Task instructions :: With the pictures excluded, retype the records that follow exactly.
━━━ Supplied material ━━━
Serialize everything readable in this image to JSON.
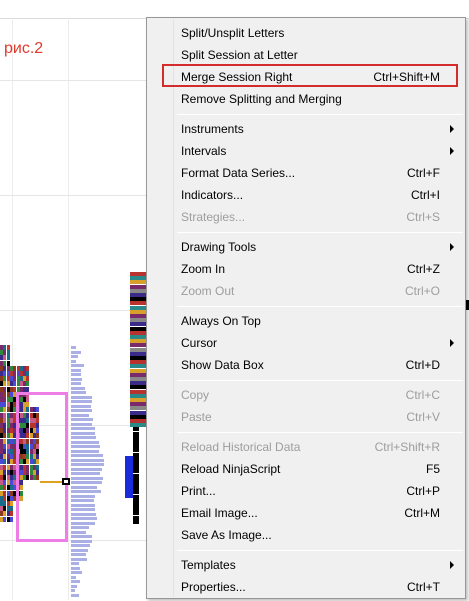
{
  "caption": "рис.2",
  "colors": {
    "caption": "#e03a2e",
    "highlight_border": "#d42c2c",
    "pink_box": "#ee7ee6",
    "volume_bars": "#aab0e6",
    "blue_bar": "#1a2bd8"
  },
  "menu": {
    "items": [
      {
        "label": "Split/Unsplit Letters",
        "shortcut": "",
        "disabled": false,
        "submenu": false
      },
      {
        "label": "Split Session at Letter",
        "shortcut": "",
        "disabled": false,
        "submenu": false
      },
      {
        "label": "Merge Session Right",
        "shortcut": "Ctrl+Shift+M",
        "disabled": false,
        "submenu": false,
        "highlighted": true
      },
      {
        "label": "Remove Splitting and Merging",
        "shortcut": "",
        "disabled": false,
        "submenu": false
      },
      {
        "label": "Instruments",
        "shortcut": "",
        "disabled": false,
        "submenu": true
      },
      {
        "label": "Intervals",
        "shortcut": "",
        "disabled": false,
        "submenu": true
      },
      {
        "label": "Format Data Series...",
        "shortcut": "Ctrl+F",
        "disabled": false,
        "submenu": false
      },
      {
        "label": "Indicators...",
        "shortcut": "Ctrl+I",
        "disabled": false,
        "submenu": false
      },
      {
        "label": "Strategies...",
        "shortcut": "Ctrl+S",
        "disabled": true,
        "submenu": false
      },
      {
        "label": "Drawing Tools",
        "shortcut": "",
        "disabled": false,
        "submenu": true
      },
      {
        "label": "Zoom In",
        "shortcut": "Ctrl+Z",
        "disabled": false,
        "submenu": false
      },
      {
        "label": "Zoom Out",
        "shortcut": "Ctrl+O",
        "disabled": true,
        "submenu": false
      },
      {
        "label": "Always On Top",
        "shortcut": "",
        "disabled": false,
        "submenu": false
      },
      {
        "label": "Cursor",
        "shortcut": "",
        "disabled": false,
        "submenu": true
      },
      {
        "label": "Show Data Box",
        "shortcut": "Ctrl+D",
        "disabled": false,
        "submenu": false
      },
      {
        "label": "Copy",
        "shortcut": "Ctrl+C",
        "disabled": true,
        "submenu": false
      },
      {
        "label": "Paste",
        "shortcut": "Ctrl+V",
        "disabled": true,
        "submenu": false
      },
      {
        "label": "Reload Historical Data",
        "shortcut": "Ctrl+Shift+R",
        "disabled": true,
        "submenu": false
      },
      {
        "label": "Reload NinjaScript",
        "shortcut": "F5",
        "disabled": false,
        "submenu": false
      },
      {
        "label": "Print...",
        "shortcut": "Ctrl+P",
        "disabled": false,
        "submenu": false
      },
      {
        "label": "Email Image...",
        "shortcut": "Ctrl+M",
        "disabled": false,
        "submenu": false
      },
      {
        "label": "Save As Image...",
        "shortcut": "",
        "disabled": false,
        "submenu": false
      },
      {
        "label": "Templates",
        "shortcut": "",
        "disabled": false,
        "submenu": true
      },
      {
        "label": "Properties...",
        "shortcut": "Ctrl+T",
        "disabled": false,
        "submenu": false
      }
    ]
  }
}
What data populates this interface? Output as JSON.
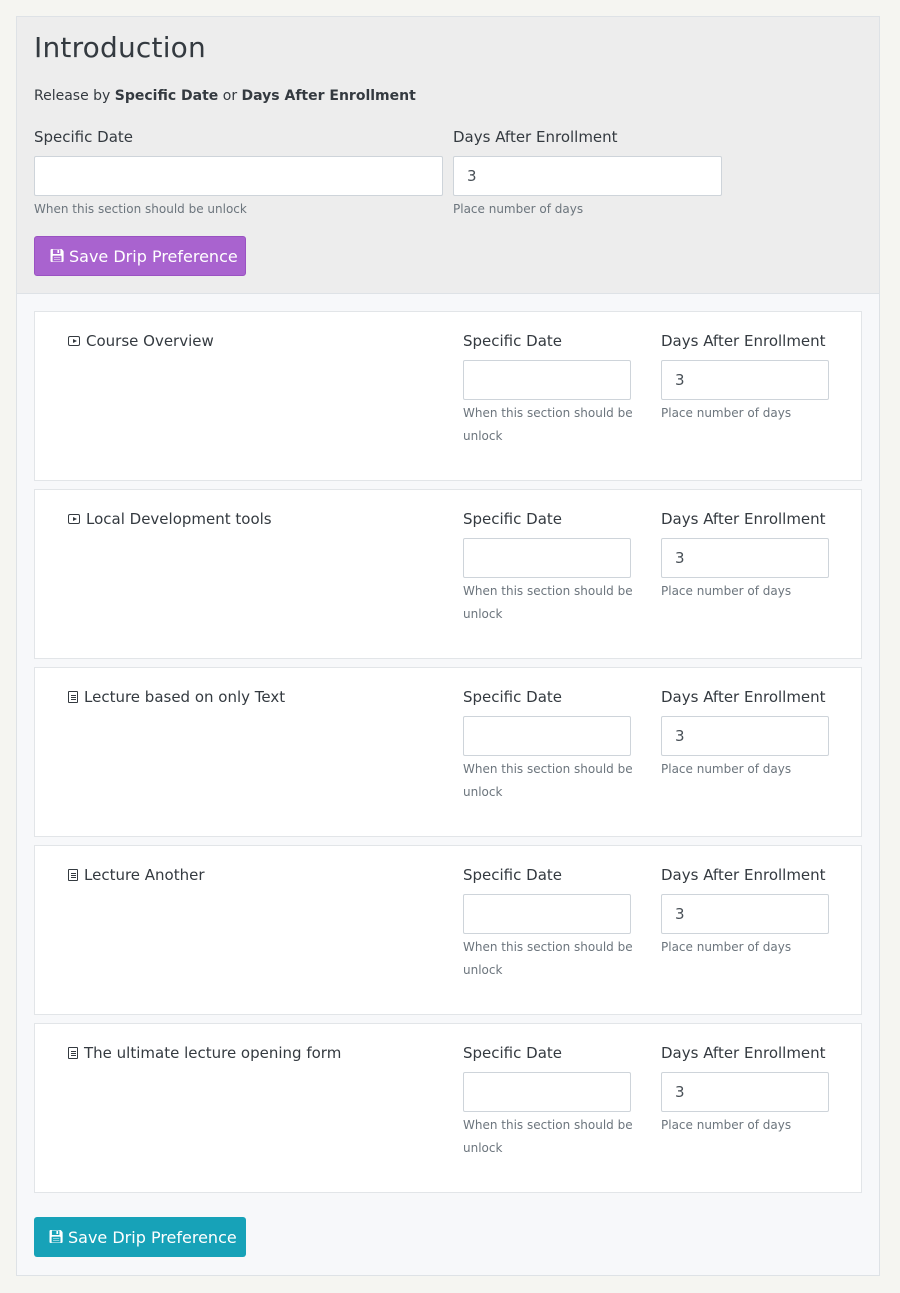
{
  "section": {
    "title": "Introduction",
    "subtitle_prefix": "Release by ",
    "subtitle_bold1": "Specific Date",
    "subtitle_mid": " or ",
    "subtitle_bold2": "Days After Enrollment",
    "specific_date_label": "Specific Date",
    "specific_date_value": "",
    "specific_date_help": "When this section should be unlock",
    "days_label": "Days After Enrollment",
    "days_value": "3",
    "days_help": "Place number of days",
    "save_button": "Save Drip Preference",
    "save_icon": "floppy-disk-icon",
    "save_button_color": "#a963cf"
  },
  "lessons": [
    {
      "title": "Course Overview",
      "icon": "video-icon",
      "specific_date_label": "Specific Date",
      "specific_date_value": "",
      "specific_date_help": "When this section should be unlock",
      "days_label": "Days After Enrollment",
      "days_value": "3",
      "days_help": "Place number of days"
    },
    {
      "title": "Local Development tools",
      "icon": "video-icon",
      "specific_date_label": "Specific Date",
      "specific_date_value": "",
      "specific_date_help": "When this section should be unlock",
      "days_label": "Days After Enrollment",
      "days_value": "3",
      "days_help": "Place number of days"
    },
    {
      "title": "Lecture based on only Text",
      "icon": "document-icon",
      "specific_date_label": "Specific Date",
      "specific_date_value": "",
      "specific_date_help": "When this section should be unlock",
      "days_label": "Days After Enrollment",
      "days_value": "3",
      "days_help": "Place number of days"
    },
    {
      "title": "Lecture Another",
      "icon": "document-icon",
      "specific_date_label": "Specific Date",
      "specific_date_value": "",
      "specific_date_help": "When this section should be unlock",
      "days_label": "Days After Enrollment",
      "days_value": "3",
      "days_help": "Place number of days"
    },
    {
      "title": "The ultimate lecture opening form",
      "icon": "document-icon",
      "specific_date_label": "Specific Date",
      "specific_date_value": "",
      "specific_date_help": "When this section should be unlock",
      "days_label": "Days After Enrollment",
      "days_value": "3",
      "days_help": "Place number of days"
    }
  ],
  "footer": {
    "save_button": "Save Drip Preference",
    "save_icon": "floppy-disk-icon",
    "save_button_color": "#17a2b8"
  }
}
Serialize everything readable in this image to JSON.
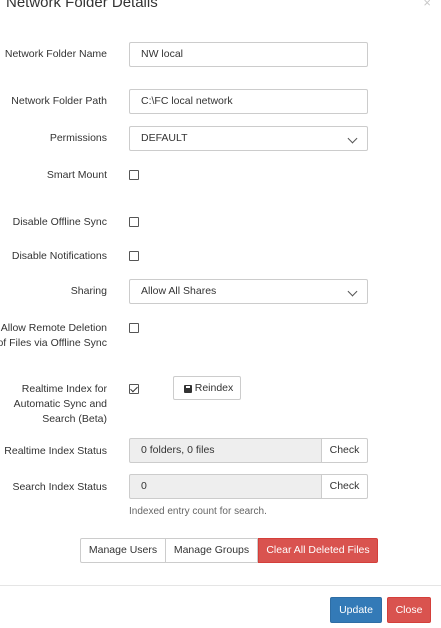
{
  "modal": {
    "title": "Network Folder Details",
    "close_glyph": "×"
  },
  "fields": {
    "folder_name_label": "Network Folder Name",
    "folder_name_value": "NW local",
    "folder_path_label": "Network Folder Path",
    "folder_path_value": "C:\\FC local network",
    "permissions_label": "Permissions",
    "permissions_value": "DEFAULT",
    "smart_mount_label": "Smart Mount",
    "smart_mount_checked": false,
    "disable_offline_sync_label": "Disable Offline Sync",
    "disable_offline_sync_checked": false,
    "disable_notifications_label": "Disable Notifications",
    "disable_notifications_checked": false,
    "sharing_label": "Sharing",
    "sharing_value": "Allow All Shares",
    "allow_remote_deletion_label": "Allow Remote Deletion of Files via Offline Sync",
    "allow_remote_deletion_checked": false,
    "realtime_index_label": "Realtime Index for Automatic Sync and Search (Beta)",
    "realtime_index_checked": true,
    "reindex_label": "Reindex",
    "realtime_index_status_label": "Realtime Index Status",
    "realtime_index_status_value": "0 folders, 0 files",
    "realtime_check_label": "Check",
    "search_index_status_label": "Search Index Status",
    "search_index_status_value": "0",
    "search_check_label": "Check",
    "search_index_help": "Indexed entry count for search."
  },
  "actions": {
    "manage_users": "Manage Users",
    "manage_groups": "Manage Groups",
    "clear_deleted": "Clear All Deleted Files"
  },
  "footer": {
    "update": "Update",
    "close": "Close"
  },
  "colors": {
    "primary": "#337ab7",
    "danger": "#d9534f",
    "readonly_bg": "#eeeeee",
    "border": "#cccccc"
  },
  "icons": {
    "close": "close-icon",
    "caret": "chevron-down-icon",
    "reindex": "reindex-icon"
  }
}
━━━
Response to the exercise ::
Serialize everything readable in this image to JSON.
{
  "caption": "рис.2",
  "colors": {
    "caption": "#e03a2e",
    "highlight_border": "#d42c2c",
    "pink_box": "#ee7ee6",
    "volume_bars": "#aab0e6",
    "blue_bar": "#1a2bd8"
  },
  "menu": {
    "items": [
      {
        "label": "Split/Unsplit Letters",
        "shortcut": "",
        "disabled": false,
        "submenu": false
      },
      {
        "label": "Split Session at Letter",
        "shortcut": "",
        "disabled": false,
        "submenu": false
      },
      {
        "label": "Merge Session Right",
        "shortcut": "Ctrl+Shift+M",
        "disabled": false,
        "submenu": false,
        "highlighted": true
      },
      {
        "label": "Remove Splitting and Merging",
        "shortcut": "",
        "disabled": false,
        "submenu": false
      },
      {
        "label": "Instruments",
        "shortcut": "",
        "disabled": false,
        "submenu": true
      },
      {
        "label": "Intervals",
        "shortcut": "",
        "disabled": false,
        "submenu": true
      },
      {
        "label": "Format Data Series...",
        "shortcut": "Ctrl+F",
        "disabled": false,
        "submenu": false
      },
      {
        "label": "Indicators...",
        "shortcut": "Ctrl+I",
        "disabled": false,
        "submenu": false
      },
      {
        "label": "Strategies...",
        "shortcut": "Ctrl+S",
        "disabled": true,
        "submenu": false
      },
      {
        "label": "Drawing Tools",
        "shortcut": "",
        "disabled": false,
        "submenu": true
      },
      {
        "label": "Zoom In",
        "shortcut": "Ctrl+Z",
        "disabled": false,
        "submenu": false
      },
      {
        "label": "Zoom Out",
        "shortcut": "Ctrl+O",
        "disabled": true,
        "submenu": false
      },
      {
        "label": "Always On Top",
        "shortcut": "",
        "disabled": false,
        "submenu": false
      },
      {
        "label": "Cursor",
        "shortcut": "",
        "disabled": false,
        "submenu": true
      },
      {
        "label": "Show Data Box",
        "shortcut": "Ctrl+D",
        "disabled": false,
        "submenu": false
      },
      {
        "label": "Copy",
        "shortcut": "Ctrl+C",
        "disabled": true,
        "submenu": false
      },
      {
        "label": "Paste",
        "shortcut": "Ctrl+V",
        "disabled": true,
        "submenu": false
      },
      {
        "label": "Reload Historical Data",
        "shortcut": "Ctrl+Shift+R",
        "disabled": true,
        "submenu": false
      },
      {
        "label": "Reload NinjaScript",
        "shortcut": "F5",
        "disabled": false,
        "submenu": false
      },
      {
        "label": "Print...",
        "shortcut": "Ctrl+P",
        "disabled": false,
        "submenu": false
      },
      {
        "label": "Email Image...",
        "shortcut": "Ctrl+M",
        "disabled": false,
        "submenu": false
      },
      {
        "label": "Save As Image...",
        "shortcut": "",
        "disabled": false,
        "submenu": false
      },
      {
        "label": "Templates",
        "shortcut": "",
        "disabled": false,
        "submenu": true
      },
      {
        "label": "Properties...",
        "shortcut": "Ctrl+T",
        "disabled": false,
        "submenu": false
      }
    ]
  }
}
What data populates this interface? Output as JSON.
{
  "section": {
    "title": "Introduction",
    "subtitle_prefix": "Release by ",
    "subtitle_bold1": "Specific Date",
    "subtitle_mid": " or ",
    "subtitle_bold2": "Days After Enrollment",
    "specific_date_label": "Specific Date",
    "specific_date_value": "",
    "specific_date_help": "When this section should be unlock",
    "days_label": "Days After Enrollment",
    "days_value": "3",
    "days_help": "Place number of days",
    "save_button": "Save Drip Preference",
    "save_icon": "floppy-disk-icon",
    "save_button_color": "#a963cf"
  },
  "lessons": [
    {
      "title": "Course Overview",
      "icon": "video-icon",
      "specific_date_label": "Specific Date",
      "specific_date_value": "",
      "specific_date_help": "When this section should be unlock",
      "days_label": "Days After Enrollment",
      "days_value": "3",
      "days_help": "Place number of days"
    },
    {
      "title": "Local Development tools",
      "icon": "video-icon",
      "specific_date_label": "Specific Date",
      "specific_date_value": "",
      "specific_date_help": "When this section should be unlock",
      "days_label": "Days After Enrollment",
      "days_value": "3",
      "days_help": "Place number of days"
    },
    {
      "title": "Lecture based on only Text",
      "icon": "document-icon",
      "specific_date_label": "Specific Date",
      "specific_date_value": "",
      "specific_date_help": "When this section should be unlock",
      "days_label": "Days After Enrollment",
      "days_value": "3",
      "days_help": "Place number of days"
    },
    {
      "title": "Lecture Another",
      "icon": "document-icon",
      "specific_date_label": "Specific Date",
      "specific_date_value": "",
      "specific_date_help": "When this section should be unlock",
      "days_label": "Days After Enrollment",
      "days_value": "3",
      "days_help": "Place number of days"
    },
    {
      "title": "The ultimate lecture opening form",
      "icon": "document-icon",
      "specific_date_label": "Specific Date",
      "specific_date_value": "",
      "specific_date_help": "When this section should be unlock",
      "days_label": "Days After Enrollment",
      "days_value": "3",
      "days_help": "Place number of days"
    }
  ],
  "footer": {
    "save_button": "Save Drip Preference",
    "save_icon": "floppy-disk-icon",
    "save_button_color": "#17a2b8"
  }
}
Serialize everything readable in this image to JSON.
{
  "modal": {
    "title": "Network Folder Details",
    "close_glyph": "×"
  },
  "fields": {
    "folder_name_label": "Network Folder Name",
    "folder_name_value": "NW local",
    "folder_path_label": "Network Folder Path",
    "folder_path_value": "C:\\FC local network",
    "permissions_label": "Permissions",
    "permissions_value": "DEFAULT",
    "smart_mount_label": "Smart Mount",
    "smart_mount_checked": false,
    "disable_offline_sync_label": "Disable Offline Sync",
    "disable_offline_sync_checked": false,
    "disable_notifications_label": "Disable Notifications",
    "disable_notifications_checked": false,
    "sharing_label": "Sharing",
    "sharing_value": "Allow All Shares",
    "allow_remote_deletion_label": "Allow Remote Deletion of Files via Offline Sync",
    "allow_remote_deletion_checked": false,
    "realtime_index_label": "Realtime Index for Automatic Sync and Search (Beta)",
    "realtime_index_checked": true,
    "reindex_label": "Reindex",
    "realtime_index_status_label": "Realtime Index Status",
    "realtime_index_status_value": "0 folders, 0 files",
    "realtime_check_label": "Check",
    "search_index_status_label": "Search Index Status",
    "search_index_status_value": "0",
    "search_check_label": "Check",
    "search_index_help": "Indexed entry count for search."
  },
  "actions": {
    "manage_users": "Manage Users",
    "manage_groups": "Manage Groups",
    "clear_deleted": "Clear All Deleted Files"
  },
  "footer": {
    "update": "Update",
    "close": "Close"
  },
  "colors": {
    "primary": "#337ab7",
    "danger": "#d9534f",
    "readonly_bg": "#eeeeee",
    "border": "#cccccc"
  },
  "icons": {
    "close": "close-icon",
    "caret": "chevron-down-icon",
    "reindex": "reindex-icon"
  }
}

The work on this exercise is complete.